WHAT IS REQUIRED
When a line below contains the word "icon", copy that line.

GIVEN DATA
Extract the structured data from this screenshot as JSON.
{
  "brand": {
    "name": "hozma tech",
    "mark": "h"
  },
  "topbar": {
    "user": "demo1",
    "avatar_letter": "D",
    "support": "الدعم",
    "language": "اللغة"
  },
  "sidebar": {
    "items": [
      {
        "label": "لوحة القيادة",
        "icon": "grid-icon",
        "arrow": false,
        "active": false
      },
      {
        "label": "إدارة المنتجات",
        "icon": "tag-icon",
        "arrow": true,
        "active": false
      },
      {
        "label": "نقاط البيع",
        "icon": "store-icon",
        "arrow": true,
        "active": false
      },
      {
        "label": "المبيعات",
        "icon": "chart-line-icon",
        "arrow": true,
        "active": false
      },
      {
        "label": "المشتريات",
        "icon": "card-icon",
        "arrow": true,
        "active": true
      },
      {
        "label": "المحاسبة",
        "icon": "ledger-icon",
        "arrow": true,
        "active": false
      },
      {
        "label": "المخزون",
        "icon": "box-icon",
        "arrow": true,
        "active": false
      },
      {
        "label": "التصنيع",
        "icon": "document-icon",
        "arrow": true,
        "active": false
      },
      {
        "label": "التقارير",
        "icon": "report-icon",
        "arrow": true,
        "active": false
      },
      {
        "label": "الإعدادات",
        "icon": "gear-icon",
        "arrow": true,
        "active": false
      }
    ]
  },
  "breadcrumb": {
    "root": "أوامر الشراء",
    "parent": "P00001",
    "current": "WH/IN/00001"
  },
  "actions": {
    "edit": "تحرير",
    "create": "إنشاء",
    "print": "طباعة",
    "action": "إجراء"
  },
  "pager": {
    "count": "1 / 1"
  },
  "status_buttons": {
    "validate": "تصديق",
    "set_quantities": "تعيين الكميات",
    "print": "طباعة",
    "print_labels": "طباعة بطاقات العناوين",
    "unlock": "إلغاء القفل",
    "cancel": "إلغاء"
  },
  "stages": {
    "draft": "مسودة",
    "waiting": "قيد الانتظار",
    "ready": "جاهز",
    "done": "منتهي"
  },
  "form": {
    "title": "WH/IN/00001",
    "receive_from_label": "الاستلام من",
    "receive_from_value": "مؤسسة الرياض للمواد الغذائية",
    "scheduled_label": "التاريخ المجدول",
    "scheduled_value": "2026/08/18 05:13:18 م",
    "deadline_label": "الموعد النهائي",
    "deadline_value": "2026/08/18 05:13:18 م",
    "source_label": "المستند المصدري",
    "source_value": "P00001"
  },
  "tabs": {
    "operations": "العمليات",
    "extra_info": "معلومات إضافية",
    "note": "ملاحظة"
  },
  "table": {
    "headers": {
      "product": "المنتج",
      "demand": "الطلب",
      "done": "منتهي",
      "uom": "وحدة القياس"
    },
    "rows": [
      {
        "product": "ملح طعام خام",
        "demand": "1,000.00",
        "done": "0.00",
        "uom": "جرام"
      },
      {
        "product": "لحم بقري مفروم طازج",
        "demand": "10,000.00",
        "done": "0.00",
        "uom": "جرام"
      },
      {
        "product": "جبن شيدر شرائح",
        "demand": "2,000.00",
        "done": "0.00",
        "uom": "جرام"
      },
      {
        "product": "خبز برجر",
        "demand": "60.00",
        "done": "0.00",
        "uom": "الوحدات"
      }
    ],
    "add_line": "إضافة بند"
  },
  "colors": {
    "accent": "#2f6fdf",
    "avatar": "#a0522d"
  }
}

REPLY TO THE TASK
        "icon": "grid-icon",
        "icon": "tag-icon",
        "icon": "store-icon",
        "icon": "chart-line-icon",
        "icon": "card-icon",
        "icon": "ledger-icon",
        "icon": "box-icon",
        "icon": "document-icon",
        "icon": "report-icon",
        "icon": "gear-icon",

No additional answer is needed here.